MATERIAL SHOWN:
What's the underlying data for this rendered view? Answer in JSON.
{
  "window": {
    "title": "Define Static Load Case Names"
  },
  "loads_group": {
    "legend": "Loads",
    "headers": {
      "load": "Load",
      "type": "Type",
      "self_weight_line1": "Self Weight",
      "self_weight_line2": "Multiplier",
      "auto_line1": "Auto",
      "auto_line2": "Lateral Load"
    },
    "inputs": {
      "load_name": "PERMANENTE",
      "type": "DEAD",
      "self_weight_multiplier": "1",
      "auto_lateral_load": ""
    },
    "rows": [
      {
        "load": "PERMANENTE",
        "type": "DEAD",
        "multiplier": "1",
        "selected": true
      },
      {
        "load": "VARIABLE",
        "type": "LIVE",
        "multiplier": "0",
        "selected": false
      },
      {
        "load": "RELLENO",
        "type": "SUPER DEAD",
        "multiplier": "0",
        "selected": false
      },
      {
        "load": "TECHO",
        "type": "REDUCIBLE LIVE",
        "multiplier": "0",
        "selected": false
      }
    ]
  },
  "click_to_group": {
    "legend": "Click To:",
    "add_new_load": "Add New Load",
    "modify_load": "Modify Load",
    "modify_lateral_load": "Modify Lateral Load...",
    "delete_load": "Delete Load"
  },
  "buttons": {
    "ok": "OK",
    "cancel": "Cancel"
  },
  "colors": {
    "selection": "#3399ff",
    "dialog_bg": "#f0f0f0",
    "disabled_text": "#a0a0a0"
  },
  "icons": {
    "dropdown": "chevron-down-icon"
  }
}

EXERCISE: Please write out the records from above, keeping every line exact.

WRITTEN RESPONSE:
What's the underlying data for this rendered view? Answer in JSON.
{
  "window": {
    "title": "Define Static Load Case Names"
  },
  "loads_group": {
    "legend": "Loads",
    "headers": {
      "load": "Load",
      "type": "Type",
      "self_weight_line1": "Self Weight",
      "self_weight_line2": "Multiplier",
      "auto_line1": "Auto",
      "auto_line2": "Lateral Load"
    },
    "inputs": {
      "load_name": "PERMANENTE",
      "type": "DEAD",
      "self_weight_multiplier": "1",
      "auto_lateral_load": ""
    },
    "rows": [
      {
        "load": "PERMANENTE",
        "type": "DEAD",
        "multiplier": "1",
        "selected": true
      },
      {
        "load": "VARIABLE",
        "type": "LIVE",
        "multiplier": "0",
        "selected": false
      },
      {
        "load": "RELLENO",
        "type": "SUPER DEAD",
        "multiplier": "0",
        "selected": false
      },
      {
        "load": "TECHO",
        "type": "REDUCIBLE LIVE",
        "multiplier": "0",
        "selected": false
      }
    ]
  },
  "click_to_group": {
    "legend": "Click To:",
    "add_new_load": "Add New Load",
    "modify_load": "Modify Load",
    "modify_lateral_load": "Modify Lateral Load...",
    "delete_load": "Delete Load"
  },
  "buttons": {
    "ok": "OK",
    "cancel": "Cancel"
  },
  "colors": {
    "selection": "#3399ff",
    "dialog_bg": "#f0f0f0",
    "disabled_text": "#a0a0a0"
  },
  "icons": {
    "dropdown": "chevron-down-icon"
  }
}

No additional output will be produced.